SRINAGAR, India (Reuters) - India on Thursday will lift an advisory asking tourists and pilgrims to leave Jammu & Kashmir, further rolling back steps taken during a crackdown launched before the government scrapped the special status of the Muslim majority state two months ago.
But underlining the continued security risks after the state government issued its advisory late on Monday, police said on Tuesday that two militants belonging to Pakistan-based Lashkar-e-Taiba (LeT) had been killed.
A military official told Reuters the militants were caught in a firefight in Pulwama district, some 25 kilometres (16 miles) south of Srinagar, the state’s summer capital, and in the same area where in February a suicide bomber rammed a car into a bus carrying Indian paramilitary police.
A police official, who declined to be named, said the two deaths meant six militants had been killed since the crackdown began in August.
Thousands of Indian tourists, pilgrims and workers fled Jammu & Kashmir in early August after authorities issued a security alert over possible militant attacks by Pakistan-backed groups, assertions rejected by Islamabad.
Telephone and internet services were suspended and public movements restricted in some areas to prevent protests hours before India announced it had revoked the region’s special status.
Some curbs have since been lifted. On Sunday, some 15 members of the main National Conference party were allowed to meet two senior leaders detained in the crackdown.
However, mobile and internet services are largely still blocked in the Kashmir valley.
Kashmir touts itself as a “Paradise on Earth” and is known for its mountains, glaciers and Dal Lake, a favourite destination centuries ago for Mughal emperors escaping the summer heat of India’s plains.
However, Britain and other countries still have advisories in place discouraging their citizens from travelling to Jammu and Kashmir, where a grenade attack injured 10 people at the weekend.
A military official, who also declined to be named, said the militants’ deaths on Monday came after the military set up checkpoints and laid ambushes in orchards.
Kashmir is divided between India and Pakistan, and both claim the territory in full. More than 40,000 people have been killed in an insurgency in the Indian part of Kashmir since 1989.
Prime Minister Narendra Modi’s government says scrapping the state’s special status was necessary to integrate it fully into the rest of India and spur development. Critics say the decision will alienate people further and fuel armed resistance.
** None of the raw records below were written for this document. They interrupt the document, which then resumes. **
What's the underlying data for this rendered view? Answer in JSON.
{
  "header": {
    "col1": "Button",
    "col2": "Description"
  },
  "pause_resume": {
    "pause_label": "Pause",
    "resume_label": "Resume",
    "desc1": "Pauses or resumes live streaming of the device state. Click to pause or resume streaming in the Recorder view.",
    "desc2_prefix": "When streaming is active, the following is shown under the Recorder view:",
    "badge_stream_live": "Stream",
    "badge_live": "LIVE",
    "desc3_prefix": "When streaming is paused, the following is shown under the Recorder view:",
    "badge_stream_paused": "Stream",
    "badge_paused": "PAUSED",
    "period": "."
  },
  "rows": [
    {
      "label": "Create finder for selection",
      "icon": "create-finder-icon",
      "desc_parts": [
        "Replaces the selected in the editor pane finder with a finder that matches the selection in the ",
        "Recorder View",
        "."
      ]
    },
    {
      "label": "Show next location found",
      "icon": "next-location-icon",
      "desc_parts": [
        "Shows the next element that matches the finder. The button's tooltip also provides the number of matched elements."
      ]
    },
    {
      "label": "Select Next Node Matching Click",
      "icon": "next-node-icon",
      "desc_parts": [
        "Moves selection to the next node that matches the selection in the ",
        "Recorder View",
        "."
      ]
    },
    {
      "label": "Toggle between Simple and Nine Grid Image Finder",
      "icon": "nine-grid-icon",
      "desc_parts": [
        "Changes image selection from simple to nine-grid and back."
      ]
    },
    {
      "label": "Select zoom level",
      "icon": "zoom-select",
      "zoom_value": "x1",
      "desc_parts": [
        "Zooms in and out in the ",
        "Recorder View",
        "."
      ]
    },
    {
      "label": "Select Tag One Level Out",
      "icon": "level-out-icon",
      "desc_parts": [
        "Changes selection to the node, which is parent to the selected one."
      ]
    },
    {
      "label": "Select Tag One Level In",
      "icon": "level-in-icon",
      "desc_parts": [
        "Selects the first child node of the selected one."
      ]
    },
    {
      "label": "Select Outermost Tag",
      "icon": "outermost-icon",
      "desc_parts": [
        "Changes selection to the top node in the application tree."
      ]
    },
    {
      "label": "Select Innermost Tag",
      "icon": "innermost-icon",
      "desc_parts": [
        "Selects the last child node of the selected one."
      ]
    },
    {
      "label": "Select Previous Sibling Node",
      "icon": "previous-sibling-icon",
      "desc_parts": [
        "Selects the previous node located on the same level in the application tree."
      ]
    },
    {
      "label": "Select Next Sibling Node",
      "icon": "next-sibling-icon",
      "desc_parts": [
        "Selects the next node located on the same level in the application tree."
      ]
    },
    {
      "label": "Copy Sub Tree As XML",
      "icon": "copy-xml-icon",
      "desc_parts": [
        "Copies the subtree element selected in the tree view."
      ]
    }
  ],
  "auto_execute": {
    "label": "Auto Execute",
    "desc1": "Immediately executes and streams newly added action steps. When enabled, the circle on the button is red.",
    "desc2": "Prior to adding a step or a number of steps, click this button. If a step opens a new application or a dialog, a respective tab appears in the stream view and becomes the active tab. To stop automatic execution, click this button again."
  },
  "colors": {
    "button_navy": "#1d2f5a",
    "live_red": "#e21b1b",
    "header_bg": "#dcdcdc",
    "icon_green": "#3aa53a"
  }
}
Additional reporting by Sudarshan Varadhan and Sankalp Phartiyal in New Delhi; Writing by Alexandra Ulmer; Editing by Simon Cameron-Moore and Gareth Jones